As its name suggests, a master’s by research aims to develop your research skills; it can take up to two years to complete. This programme serves as excellent preparation for postdoctoral study as it requires students to undertake supervised research and write a thesis.


A master’s of research is ideal if you’re looking to delve into a particular area of industry or subject in more detail.

In a typical master’s degree, you’ll complete a range of units assessed through essays and exams, and a research project at the end — in a master’s of research, you take fewer or no units and instead spend the entire course focusing on one or a few research projects of your choice.

You will work closely with your supervisor as they guide you through the research process, rather than being taught by your professors in the conventional sense.

It’s a lot more self-guided — there may be deadlines and progress reports you have to meet to continue your course, which means you have to be self-motivated to ensure you make timely progress.

What are the benefits?

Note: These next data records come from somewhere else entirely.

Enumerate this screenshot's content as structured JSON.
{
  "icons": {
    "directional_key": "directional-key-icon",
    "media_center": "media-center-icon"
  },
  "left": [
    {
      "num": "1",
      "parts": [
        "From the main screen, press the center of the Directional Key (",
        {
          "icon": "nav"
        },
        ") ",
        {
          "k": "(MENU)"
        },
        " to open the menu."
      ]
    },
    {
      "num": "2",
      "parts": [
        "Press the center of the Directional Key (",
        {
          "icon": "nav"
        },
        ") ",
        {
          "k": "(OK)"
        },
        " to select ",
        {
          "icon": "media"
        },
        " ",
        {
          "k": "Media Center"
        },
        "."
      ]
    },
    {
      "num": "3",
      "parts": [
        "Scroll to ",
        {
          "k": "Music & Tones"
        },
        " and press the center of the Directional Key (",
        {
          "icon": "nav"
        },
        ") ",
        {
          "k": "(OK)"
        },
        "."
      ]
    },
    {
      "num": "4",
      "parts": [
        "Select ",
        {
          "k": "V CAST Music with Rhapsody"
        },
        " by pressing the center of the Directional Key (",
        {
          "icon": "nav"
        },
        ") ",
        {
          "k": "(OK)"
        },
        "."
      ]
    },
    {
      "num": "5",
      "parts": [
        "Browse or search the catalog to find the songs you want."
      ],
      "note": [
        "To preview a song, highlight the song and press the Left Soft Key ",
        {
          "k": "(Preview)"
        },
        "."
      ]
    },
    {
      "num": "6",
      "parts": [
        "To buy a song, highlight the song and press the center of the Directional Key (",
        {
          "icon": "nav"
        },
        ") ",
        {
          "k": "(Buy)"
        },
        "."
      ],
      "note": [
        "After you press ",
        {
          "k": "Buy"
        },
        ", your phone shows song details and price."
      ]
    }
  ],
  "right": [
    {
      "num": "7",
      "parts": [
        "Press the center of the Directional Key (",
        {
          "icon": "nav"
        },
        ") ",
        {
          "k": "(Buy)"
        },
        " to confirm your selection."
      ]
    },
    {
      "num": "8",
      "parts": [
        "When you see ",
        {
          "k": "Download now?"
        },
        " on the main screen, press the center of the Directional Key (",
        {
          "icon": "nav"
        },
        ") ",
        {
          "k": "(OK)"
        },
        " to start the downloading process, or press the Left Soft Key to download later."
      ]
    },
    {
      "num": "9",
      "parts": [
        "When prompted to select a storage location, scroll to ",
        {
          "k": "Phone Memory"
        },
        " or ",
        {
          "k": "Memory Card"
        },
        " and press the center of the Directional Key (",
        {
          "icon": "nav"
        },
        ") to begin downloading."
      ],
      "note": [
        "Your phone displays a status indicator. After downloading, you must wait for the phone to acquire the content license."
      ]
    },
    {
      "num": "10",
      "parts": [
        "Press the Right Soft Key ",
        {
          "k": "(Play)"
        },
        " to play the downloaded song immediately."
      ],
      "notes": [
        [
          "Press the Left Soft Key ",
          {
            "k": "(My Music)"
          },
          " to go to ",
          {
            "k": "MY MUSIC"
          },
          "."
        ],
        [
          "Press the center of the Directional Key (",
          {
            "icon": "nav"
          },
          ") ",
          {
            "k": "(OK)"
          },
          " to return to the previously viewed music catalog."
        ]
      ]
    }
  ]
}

One of the benefits of pursuing a master’s in research is having more autonomy over what you study — rather than having to take core units, you submit your own proposal for research when you apply. This means you’re studying something you’re genuinely interested in rather than having to take compulsory modules you don’t necessarily enjoy.

You can also plan your studies around your life and manage your time to suit you. While this comes with its own challenges, it can be favourable if you have prior commitments.

In addition to this, you’ll graduate with a deep specialisation in the research area. After spending a whole programme looking into one topic, you’ll graduate as an expert in the field. You’ll likely have uncovered new information or progressed thinking in some way, making it a great way to fast track your career.

If you plan to study for a doctorate degree after your master’s, you will already have some of the crucial skills ready to fulfil your potential, including time management, self-motivation and staying organised during a long piece of work.

Who is this degree ideal for?

The nature of this degree means it really isn’t for everyone — but if you have the following traits it may be a good fit:

  • You work best under your own direction — you don’t lack self-motivation and get the most done when you’re left to your own devices. You don’t need someone hovering over you to make sure you’re hitting your deadlines and you enjoy having the freedom to complete your own tasks.
  • You have a niche interest area — the thought of studying compulsory modules fills you with dread because you know exactly where your interests lie. You enjoy delving deep into an area rather than gaining broad overviews, and love working under your own steam.

How will you be assessed?

Since this course instilling both academic and professional research skills, it can assess you through various methods:

  • A portfolio of articles or projects you’ve completed
  • A thesis you have worked on throughout the year
  • Evidence of influence your work has had in the field

How to choose master’s of research programme?

It helps to research professors or supervisors who are experts in your area of interest before applying to any university.

Contact them and discuss your research proposal before applying to the university.